◆ Problem to work on:
Counting only lines that contain the string "Площадь", how many are there in the data? Say the number alone.

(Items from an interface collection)
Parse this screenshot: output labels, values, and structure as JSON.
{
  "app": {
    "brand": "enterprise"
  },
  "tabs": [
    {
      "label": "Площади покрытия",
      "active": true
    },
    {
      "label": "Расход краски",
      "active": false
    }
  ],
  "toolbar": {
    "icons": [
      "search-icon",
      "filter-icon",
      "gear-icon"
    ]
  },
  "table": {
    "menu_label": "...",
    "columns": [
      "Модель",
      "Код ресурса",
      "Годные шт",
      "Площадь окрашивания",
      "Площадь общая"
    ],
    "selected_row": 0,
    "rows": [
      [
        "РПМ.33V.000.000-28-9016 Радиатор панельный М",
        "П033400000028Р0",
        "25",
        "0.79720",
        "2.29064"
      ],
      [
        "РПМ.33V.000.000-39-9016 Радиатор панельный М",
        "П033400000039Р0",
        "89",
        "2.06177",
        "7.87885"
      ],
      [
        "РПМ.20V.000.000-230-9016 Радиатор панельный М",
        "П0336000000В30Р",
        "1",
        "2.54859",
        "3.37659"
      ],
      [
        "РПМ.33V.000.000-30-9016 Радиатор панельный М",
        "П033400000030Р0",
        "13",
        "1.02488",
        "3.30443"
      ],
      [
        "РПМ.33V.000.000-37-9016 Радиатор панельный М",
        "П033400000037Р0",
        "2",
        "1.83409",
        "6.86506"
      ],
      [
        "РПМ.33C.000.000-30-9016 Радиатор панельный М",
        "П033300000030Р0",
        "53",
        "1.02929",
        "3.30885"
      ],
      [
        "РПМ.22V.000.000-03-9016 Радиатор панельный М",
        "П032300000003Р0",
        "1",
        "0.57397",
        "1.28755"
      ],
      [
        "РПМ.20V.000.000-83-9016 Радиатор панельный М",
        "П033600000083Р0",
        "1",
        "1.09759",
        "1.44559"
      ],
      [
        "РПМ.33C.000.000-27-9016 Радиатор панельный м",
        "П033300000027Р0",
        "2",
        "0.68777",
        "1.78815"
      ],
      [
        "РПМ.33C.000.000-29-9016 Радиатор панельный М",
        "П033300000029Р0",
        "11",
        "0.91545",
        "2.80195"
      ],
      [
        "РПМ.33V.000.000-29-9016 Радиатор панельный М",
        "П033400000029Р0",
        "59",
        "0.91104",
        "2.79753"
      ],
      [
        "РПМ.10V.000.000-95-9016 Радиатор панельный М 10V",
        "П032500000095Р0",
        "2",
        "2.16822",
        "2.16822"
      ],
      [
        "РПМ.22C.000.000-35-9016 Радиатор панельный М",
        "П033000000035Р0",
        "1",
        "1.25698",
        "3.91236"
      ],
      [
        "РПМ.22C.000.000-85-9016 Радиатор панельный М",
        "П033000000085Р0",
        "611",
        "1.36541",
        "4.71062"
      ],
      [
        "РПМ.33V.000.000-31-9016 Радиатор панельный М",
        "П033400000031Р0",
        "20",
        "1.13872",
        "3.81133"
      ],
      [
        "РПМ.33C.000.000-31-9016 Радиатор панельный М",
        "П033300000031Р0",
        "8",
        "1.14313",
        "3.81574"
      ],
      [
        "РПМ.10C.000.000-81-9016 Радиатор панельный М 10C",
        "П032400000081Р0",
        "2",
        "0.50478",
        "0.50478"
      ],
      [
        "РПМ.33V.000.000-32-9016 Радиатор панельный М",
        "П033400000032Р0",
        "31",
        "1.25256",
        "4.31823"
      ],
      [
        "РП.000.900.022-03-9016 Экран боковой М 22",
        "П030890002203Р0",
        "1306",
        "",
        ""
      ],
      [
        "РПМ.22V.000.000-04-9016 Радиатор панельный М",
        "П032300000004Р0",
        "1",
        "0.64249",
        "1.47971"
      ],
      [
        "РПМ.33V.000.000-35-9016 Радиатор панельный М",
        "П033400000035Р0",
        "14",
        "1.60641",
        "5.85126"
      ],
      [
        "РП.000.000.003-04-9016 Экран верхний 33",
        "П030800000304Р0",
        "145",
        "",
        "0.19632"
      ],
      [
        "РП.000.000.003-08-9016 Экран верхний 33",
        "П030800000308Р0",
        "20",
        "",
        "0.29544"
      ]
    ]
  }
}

◆ Problem solution:
2